The People Of Jonglei State
The common language used in Jonglei is Arabic. Local languages are also used by many people inhabiting the area to communicate. These are:
The common Religion is Christianity
The Dinka are tall black people or related group of people living along the eastern banks of the River Nile in Jonglei State within the large swampy area on River Bor through Malakal and Renk in the North and south west of Ethiopia. They are group that gradually originated from the original settlers of the Dinka society and spread over in recent centuries. The land is that is occupied by the Dinka is rich in natural resources such as oil and aluminum among others.
The Dinka Bor are a branch of river lake Nilotes that migrated from Bahr el Ghazal region where the Luo people that moved to East Africa and those who settled in central Uganda lived. The Dinka in Jonglei lived near the hot and humid homeland of the River Nile, with their population estimated to be slightly over 400,000 in Bor, Twic East and Duk counties according to the 2008 census.
The Dinka people are very religious people and are mostly Christian though they believed in African traditional ways of life. They believe in life after death and are God fearing.
The Dinka have the traditional system of leadership; the traditional chief is regarded as the natural police that take charge of law and order in the community. Among the Dinka, those with political and social clout are highly respected. These include: chiefs, rain makers and spear masters. They command respect in the society because the community believes in their capabilities to bring success, victory and abundance. The Dinka people abhor attributes such as greed, theft, gossip and fornication and children are taught about them at early stages. All Dinka or Jieng have an element of being a ‘socialist society’, when it comes to things that bring the people together such as marriage, collective defense/ war, blood compensation payment and others.

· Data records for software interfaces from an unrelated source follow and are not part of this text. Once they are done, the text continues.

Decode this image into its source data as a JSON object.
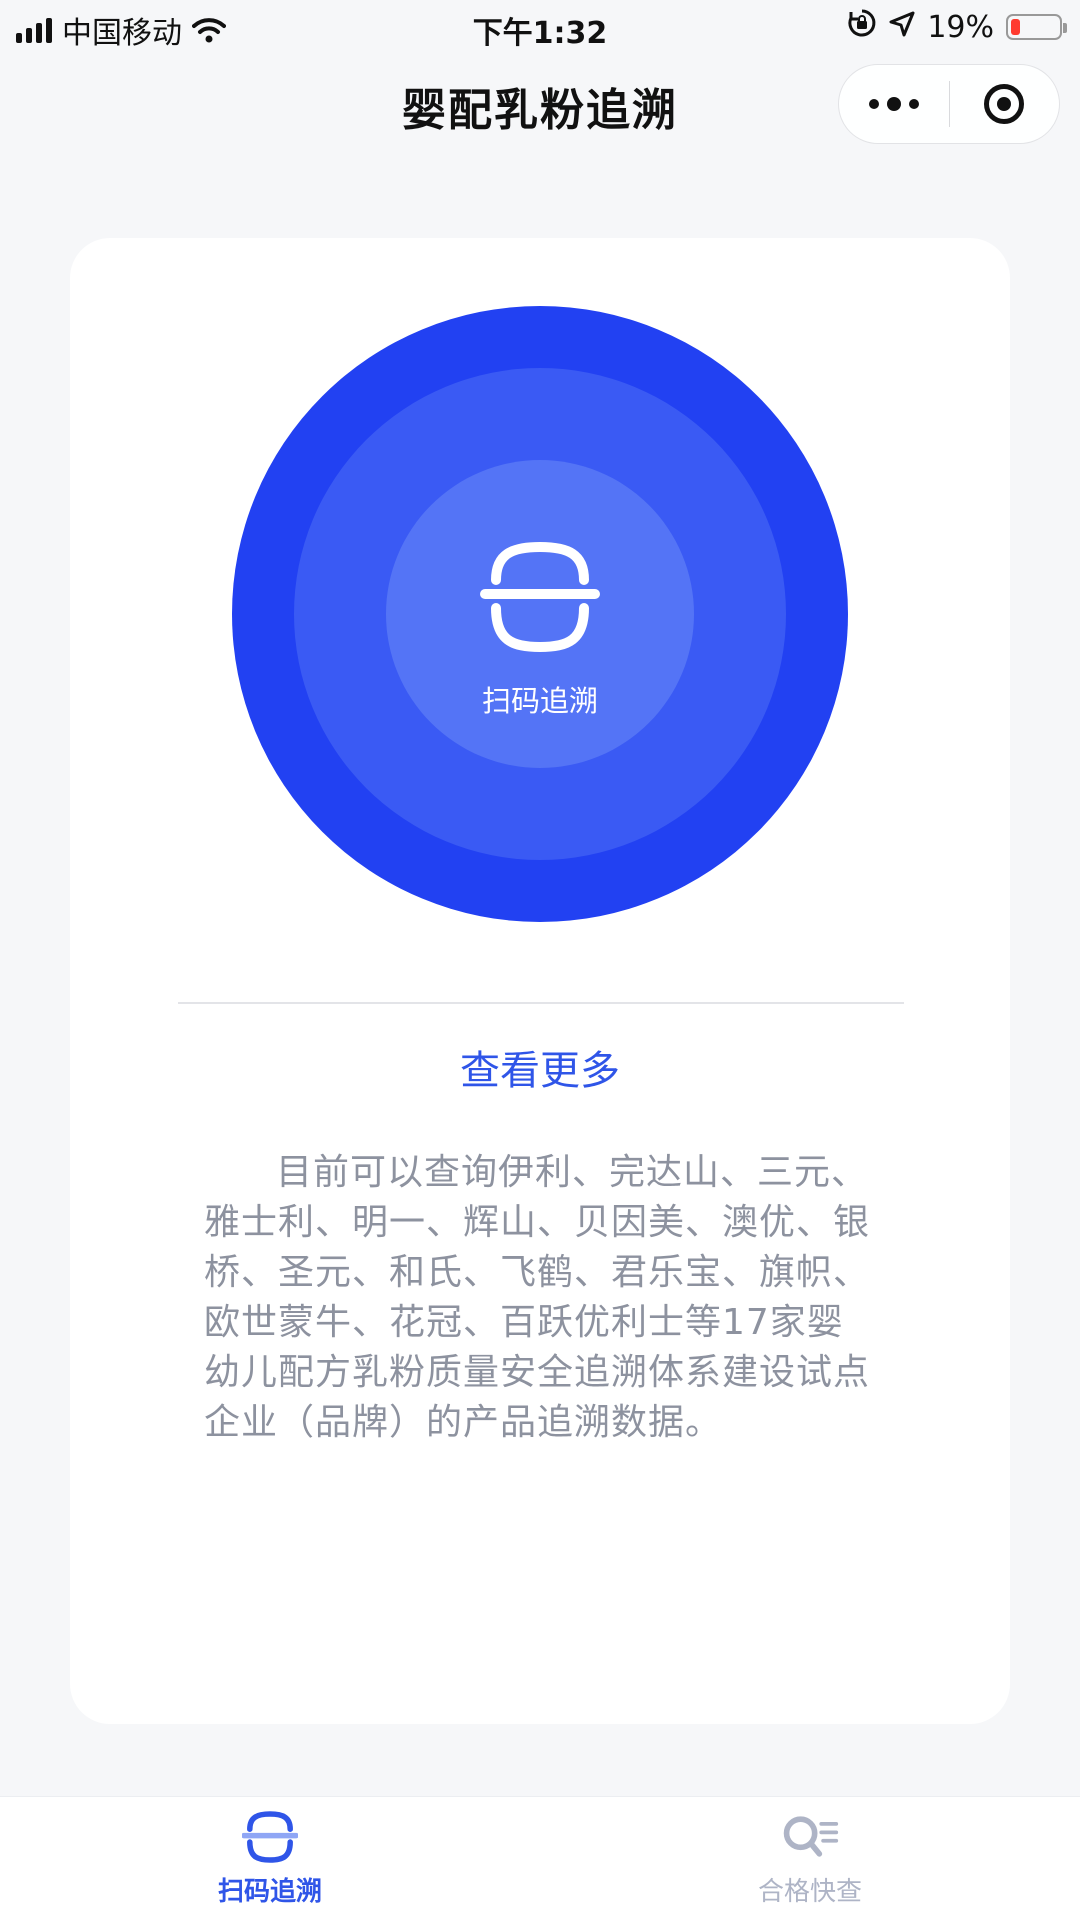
{
  "status_bar": {
    "carrier": "中国移动",
    "time": "下午1:32",
    "battery_percent": "19%",
    "battery_level": 0.19,
    "icons": [
      "signal-icon",
      "wifi-icon",
      "orientation-lock-icon",
      "location-icon",
      "battery-icon"
    ]
  },
  "nav": {
    "title": "婴配乳粉追溯",
    "capsule_icons": [
      "more-icon",
      "close-icon"
    ]
  },
  "main": {
    "scan_button_label": "扫码追溯",
    "view_more_label": "查看更多",
    "description": "目前可以查询伊利、完达山、三元、雅士利、明一、辉山、贝因美、澳优、银桥、圣元、和氏、飞鹤、君乐宝、旗帜、欧世蒙牛、花冠、百跃优利士等17家婴幼儿配方乳粉质量安全追溯体系建设试点企业（品牌）的产品追溯数据。"
  },
  "tab_bar": {
    "tabs": [
      {
        "label": "扫码追溯",
        "icon": "scan-icon",
        "active": true
      },
      {
        "label": "合格快查",
        "icon": "search-list-icon",
        "active": false
      }
    ]
  },
  "colors": {
    "primary": "#2f55e8",
    "circle_outer": "#2241f2",
    "circle_middle": "#3a5af4",
    "circle_inner": "#5474f6",
    "description_text": "#8d929f",
    "inactive_tab": "#aeb4c6",
    "background": "#f6f7f9"
  }
}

The Dinka have strong communal values and have trust in each other. One can for instance, leave their cattle with someone and still get them after ten years of separation.
The Dinka community used the open justice system where they held their courts under a big tree. In such occasions, both the aggrieved and aggrieved would be given equal opportunities to give their side of the story. Subsequent appropriate legal action was then meted. The Dinka also believed in supernatural powers. For instance, an adulterous woman or man was not allowed to pass or stay near a sick person as they were deemed full of devilish spells.
The Dinka are both farmers and pastoralists. They grow crops for home consumption and commercial purposes while at the same time tending to livestock. They grow crops such as grains, maize and peanuts on the loam fertile soil of the area. Women do most of the agricultural work, while the men clear the land. The boys look after cattle and the girls help mothers at home.
Being a pastoralist community, a man is valued by the number of cattle keeps. A man would normally marry several wives and have several children as a status. As a sign of pride, a man identifies an ox which he names after himself and composes a song for him.
Among the Dinka, children born are named after their dead parents and kin.
Image: An art depicting a Dinka man .